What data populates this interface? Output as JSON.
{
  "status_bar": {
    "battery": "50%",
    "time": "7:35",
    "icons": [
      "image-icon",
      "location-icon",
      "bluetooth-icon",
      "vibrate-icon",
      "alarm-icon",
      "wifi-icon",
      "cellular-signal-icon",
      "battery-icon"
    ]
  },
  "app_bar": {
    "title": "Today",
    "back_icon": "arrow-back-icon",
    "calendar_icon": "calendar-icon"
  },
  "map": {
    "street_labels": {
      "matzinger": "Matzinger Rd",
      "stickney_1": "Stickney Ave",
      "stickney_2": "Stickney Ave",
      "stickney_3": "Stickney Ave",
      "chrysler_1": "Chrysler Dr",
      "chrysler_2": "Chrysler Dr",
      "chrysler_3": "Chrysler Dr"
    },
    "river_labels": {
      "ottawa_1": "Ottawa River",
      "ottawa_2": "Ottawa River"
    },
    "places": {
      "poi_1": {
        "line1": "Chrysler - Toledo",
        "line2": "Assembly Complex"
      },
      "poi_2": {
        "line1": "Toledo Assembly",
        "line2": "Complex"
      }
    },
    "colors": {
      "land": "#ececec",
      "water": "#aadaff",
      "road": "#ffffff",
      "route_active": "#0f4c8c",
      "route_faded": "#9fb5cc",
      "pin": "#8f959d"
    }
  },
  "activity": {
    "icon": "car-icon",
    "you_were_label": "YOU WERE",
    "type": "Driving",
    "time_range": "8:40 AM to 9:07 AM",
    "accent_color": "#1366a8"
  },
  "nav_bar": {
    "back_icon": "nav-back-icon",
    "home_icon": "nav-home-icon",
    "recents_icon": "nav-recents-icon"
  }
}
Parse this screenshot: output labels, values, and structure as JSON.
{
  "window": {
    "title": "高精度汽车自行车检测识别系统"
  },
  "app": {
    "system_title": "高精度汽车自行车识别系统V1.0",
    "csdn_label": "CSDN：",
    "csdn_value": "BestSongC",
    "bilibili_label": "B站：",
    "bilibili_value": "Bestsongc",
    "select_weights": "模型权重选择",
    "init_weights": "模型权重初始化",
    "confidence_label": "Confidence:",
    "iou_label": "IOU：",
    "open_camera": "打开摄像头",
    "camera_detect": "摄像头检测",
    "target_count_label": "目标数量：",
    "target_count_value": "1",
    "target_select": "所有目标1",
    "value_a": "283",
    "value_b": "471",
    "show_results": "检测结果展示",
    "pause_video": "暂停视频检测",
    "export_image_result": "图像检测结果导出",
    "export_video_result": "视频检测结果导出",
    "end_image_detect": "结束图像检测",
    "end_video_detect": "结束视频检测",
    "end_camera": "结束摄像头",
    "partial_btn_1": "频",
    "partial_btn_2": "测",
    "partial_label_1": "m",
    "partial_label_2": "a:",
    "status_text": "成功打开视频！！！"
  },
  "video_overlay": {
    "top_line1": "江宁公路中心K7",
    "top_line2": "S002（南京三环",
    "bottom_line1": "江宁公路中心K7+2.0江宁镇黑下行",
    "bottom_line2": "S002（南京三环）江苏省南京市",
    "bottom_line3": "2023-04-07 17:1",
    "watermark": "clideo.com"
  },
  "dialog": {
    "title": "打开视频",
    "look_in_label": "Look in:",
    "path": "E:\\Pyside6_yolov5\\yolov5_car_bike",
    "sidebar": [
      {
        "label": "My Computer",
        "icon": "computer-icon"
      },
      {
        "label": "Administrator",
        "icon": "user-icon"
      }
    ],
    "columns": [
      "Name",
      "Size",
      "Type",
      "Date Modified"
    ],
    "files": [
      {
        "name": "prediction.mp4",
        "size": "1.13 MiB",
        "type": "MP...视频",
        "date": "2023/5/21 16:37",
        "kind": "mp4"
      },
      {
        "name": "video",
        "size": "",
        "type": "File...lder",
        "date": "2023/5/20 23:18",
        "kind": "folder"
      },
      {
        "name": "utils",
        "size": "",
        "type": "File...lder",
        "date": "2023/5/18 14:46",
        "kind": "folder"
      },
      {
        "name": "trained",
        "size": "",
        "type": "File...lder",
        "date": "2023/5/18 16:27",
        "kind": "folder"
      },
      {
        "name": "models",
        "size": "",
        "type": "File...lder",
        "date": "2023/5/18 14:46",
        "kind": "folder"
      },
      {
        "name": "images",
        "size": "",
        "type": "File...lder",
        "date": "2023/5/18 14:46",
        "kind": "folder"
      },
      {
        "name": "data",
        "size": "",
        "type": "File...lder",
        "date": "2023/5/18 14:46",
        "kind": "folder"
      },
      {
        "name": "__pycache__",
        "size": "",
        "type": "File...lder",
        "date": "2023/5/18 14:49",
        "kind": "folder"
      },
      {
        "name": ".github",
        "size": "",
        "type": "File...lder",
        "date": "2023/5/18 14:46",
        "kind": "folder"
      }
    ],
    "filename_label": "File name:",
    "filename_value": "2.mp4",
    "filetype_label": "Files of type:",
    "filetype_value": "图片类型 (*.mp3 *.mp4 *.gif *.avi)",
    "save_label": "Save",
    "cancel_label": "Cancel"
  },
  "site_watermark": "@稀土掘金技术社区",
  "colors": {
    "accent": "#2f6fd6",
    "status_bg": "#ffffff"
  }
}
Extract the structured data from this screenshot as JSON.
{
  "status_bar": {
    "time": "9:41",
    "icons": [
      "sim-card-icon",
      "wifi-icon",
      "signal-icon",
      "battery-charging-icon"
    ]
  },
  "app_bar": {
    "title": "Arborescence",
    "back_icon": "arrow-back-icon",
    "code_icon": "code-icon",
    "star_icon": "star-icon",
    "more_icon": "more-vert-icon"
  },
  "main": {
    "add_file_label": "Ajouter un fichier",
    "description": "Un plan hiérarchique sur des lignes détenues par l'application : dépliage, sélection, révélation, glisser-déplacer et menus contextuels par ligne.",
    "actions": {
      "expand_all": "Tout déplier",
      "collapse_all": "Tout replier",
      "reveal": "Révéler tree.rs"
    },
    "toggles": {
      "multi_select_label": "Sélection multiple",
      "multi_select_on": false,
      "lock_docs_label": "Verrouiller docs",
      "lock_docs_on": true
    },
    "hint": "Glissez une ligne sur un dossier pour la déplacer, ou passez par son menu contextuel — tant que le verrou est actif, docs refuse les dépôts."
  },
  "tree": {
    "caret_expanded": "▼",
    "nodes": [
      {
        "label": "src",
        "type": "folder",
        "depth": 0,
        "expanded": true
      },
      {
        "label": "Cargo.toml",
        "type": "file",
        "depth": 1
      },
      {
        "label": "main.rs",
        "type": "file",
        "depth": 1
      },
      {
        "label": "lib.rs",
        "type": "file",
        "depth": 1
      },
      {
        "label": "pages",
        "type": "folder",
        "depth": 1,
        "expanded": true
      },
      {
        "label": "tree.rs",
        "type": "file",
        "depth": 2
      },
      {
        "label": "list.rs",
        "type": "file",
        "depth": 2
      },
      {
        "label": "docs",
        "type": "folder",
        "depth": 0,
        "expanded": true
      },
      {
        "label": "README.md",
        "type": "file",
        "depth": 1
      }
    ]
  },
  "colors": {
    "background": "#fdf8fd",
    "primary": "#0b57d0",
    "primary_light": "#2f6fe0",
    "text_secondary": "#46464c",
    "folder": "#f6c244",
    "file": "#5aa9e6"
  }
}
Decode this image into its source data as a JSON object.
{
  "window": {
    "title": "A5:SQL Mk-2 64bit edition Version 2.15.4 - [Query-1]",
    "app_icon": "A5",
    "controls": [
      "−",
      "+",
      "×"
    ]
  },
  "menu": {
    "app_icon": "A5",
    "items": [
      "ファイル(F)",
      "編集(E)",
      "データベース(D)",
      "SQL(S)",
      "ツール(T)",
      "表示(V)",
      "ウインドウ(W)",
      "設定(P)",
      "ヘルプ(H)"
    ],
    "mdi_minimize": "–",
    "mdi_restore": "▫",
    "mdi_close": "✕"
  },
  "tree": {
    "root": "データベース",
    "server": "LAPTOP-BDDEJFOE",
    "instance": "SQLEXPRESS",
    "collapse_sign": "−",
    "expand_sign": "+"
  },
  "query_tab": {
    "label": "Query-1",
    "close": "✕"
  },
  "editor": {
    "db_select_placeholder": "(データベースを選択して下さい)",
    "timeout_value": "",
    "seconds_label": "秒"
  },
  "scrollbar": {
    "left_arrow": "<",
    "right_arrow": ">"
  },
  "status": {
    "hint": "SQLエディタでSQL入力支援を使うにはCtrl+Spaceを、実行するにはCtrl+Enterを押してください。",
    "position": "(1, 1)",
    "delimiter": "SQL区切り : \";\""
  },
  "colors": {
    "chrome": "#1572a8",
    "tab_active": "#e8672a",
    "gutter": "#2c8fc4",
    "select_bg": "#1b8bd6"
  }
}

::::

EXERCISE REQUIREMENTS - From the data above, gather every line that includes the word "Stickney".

ANSWER BELOW -
      "stickney_1": "Stickney Ave",
      "stickney_2": "Stickney Ave",
      "stickney_3": "Stickney Ave",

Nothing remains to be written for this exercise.